What the task asks> Every line of the material that includes the word "title" is to be shown.

Task data>
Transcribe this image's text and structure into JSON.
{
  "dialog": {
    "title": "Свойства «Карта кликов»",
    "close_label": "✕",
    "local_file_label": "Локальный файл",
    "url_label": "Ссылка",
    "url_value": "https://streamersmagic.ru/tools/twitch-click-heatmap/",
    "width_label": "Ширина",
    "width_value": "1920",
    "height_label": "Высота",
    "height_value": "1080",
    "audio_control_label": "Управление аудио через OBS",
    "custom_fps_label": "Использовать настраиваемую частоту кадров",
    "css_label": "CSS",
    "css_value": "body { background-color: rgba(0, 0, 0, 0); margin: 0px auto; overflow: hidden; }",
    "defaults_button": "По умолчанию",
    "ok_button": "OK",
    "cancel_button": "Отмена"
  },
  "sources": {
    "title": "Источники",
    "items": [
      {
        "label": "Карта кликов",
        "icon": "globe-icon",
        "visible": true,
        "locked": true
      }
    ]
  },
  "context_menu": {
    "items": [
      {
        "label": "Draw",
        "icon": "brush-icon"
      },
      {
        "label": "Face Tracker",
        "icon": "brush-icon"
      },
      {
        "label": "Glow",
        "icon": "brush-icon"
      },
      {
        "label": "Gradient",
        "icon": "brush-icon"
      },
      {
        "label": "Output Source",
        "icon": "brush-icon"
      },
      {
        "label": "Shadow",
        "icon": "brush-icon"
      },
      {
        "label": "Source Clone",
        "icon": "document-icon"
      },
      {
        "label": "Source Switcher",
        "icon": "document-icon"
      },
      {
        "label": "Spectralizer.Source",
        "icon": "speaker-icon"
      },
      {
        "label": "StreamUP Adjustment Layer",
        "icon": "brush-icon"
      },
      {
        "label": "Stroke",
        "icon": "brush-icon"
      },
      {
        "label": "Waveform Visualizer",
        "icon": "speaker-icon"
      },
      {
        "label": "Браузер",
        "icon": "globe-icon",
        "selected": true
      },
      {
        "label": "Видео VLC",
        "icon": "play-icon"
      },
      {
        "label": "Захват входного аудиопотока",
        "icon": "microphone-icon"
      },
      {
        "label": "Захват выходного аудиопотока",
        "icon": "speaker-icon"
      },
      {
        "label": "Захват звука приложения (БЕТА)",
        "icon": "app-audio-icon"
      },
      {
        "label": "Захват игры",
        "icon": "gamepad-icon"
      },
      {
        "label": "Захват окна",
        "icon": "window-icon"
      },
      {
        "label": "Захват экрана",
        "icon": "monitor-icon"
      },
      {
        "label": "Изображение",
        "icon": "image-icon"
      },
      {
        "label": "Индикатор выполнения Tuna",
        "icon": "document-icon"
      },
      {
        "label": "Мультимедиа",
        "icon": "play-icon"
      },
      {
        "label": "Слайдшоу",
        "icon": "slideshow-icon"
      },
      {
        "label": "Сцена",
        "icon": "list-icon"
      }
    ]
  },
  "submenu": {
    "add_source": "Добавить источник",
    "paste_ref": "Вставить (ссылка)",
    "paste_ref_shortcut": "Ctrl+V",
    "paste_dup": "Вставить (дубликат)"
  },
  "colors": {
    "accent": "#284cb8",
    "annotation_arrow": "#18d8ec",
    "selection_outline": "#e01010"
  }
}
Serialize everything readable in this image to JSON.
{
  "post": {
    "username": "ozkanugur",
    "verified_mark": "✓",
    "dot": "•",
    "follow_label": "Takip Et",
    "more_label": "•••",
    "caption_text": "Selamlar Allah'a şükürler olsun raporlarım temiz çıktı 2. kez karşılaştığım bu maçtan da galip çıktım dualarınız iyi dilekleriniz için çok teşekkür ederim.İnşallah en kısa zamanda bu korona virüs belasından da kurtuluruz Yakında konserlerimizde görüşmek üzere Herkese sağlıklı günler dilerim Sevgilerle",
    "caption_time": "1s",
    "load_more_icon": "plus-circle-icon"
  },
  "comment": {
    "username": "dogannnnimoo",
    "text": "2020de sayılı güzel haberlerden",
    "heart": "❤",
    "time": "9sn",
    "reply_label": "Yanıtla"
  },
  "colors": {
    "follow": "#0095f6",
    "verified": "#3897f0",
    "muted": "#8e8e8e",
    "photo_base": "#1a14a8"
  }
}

Result for this task>
    "title": "Свойства «Карта кликов»",
    "title": "Источники",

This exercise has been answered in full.